With all of the publicity given to a tiny number of American preachers burning the sacred texts of other faiths, the Associated Baptist Press reports on an initiative of the Interfaith Alliance and Human Rights First to come together and read each others’ sacred texts, to foster mutual understanding and respect.


WASHINGTON – Christian clergy across the country will organize readings from the Koran and other sacred texts Sunday, June 26, as part of an initiative to counter anti-Muslim bigotry and negative stereotypes of Islam.

Announced in a telephonic press conference May 17, Faith Shared : Uniting in Prayer and Understanding is a project of the Interfaith Alliance and Human Rights First.

“The anti-Muslim rhetoric that has pervaded our national conversation recently has shocked and saddened me,” said Welton Gaddy, president of the Interfaith Alliance, a religious freedom organization that seeks to unite diverse faith voices against extremism.

Gaddy, an ordained Baptist minister, is also pastor of preaching and worship at Northminster Church in Monroe, La., one of 50 congregations in 26 states recruited so far to invite Jewish, Christian and Muslim leaders to read each others’ sacred texts in order to send a message both in the United States and Arab world.

Contrary to highly publicized anti-Islam statements from some U.S. Christian leaders, Gaddy said churches involved in the Faith Shared project “want to read each others’ scriptures instead of burn them.”

Tad Stanke of Human Rights First, a human-rights advocacy organization with offices in New York and Washington, said tactics that show disrespect for Muslims hurt the reputation of all Americans and make it harder for the U.S. to speak with authority on human-rights issues in the Arab world.

Washington National Cathedral will serve as anchor congregation for the June 26 scripture readings.

“Few things are more important for the future of our world than to respect, to honor and to commit ourselves to the well-being of every person,” said National Cathedral Dean Sam Lloyd. “As Americans and people of faith, we must use our great traditions to come together for mutual enrichment and understanding.”

By coming together to read from and hear each others’ sacred texts, organizers believe Jewish, Christian and Muslim clergy will model respect and cooperation in ways that create concrete opportunities to build and strengthen working ties between their faiths.
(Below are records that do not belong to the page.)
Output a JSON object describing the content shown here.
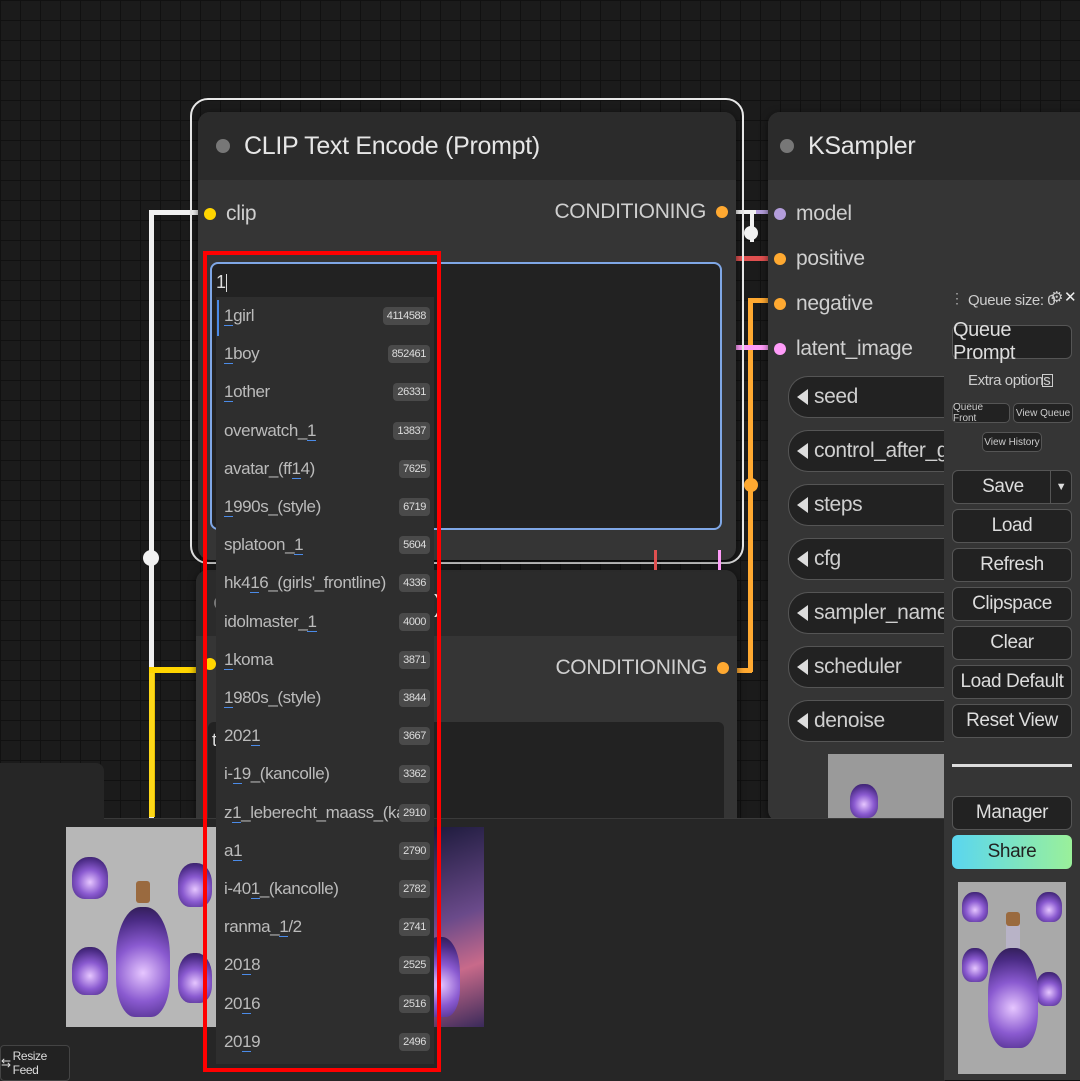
{
  "clip_node": {
    "title": "CLIP Text Encode (Prompt)",
    "input_label": "clip",
    "output_label": "CONDITIONING",
    "prompt_text": "1"
  },
  "clip_node_2": {
    "output_label": "CONDITIONING",
    "title_fragment": ")",
    "text_fragment": "t"
  },
  "ksampler": {
    "title": "KSampler",
    "inputs": [
      "model",
      "positive",
      "negative",
      "latent_image"
    ],
    "widgets": [
      "seed",
      "control_after_gener",
      "steps",
      "cfg",
      "sampler_name",
      "scheduler",
      "denoise"
    ]
  },
  "autocomplete": [
    {
      "pre": "",
      "match": "1",
      "post": "girl",
      "count": "4114588"
    },
    {
      "pre": "",
      "match": "1",
      "post": "boy",
      "count": "852461"
    },
    {
      "pre": "",
      "match": "1",
      "post": "other",
      "count": "26331"
    },
    {
      "pre": "overwatch_",
      "match": "1",
      "post": "",
      "count": "13837"
    },
    {
      "pre": "avatar_(ff",
      "match": "1",
      "post": "4)",
      "count": "7625"
    },
    {
      "pre": "",
      "match": "1",
      "post": "990s_(style)",
      "count": "6719"
    },
    {
      "pre": "splatoon_",
      "match": "1",
      "post": "",
      "count": "5604"
    },
    {
      "pre": "hk4",
      "match": "1",
      "post": "6_(girls'_frontline)",
      "count": "4336"
    },
    {
      "pre": "idolmaster_",
      "match": "1",
      "post": "",
      "count": "4000"
    },
    {
      "pre": "",
      "match": "1",
      "post": "koma",
      "count": "3871"
    },
    {
      "pre": "",
      "match": "1",
      "post": "980s_(style)",
      "count": "3844"
    },
    {
      "pre": "202",
      "match": "1",
      "post": "",
      "count": "3667"
    },
    {
      "pre": "i-",
      "match": "1",
      "post": "9_(kancolle)",
      "count": "3362"
    },
    {
      "pre": "z",
      "match": "1",
      "post": "_leberecht_maass_(kancolle)",
      "count": "2910"
    },
    {
      "pre": "a",
      "match": "1",
      "post": "",
      "count": "2790"
    },
    {
      "pre": "i-40",
      "match": "1",
      "post": "_(kancolle)",
      "count": "2782"
    },
    {
      "pre": "ranma_",
      "match": "1",
      "post": "/2",
      "count": "2741"
    },
    {
      "pre": "20",
      "match": "1",
      "post": "8",
      "count": "2525"
    },
    {
      "pre": "20",
      "match": "1",
      "post": "6",
      "count": "2516"
    },
    {
      "pre": "20",
      "match": "1",
      "post": "9",
      "count": "2496"
    }
  ],
  "menu": {
    "queue_size": "Queue size: 0",
    "queue_prompt": "Queue Prompt",
    "extra_options": "Extra options",
    "queue_front": "Queue Front",
    "view_queue": "View Queue",
    "view_history": "View History",
    "save": "Save",
    "load": "Load",
    "refresh": "Refresh",
    "clipspace": "Clipspace",
    "clear": "Clear",
    "load_default": "Load Default",
    "reset_view": "Reset View",
    "manager": "Manager",
    "share": "Share"
  },
  "feed": {
    "resize_label": "Resize Feed"
  },
  "colors": {
    "clip_wire": "#ffd500",
    "conditioning_wire": "#ffa931",
    "model_wire": "#b39ddb",
    "latent_wire": "#ff9cf9",
    "highlight": "#ff0000",
    "accent_blue": "#7fa7e6"
  }
}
“This initiative is good for religion and good for our nation,” Gaddy said.

Information about how to organize a service and a list of participating churches can be seen at FaithShared.org.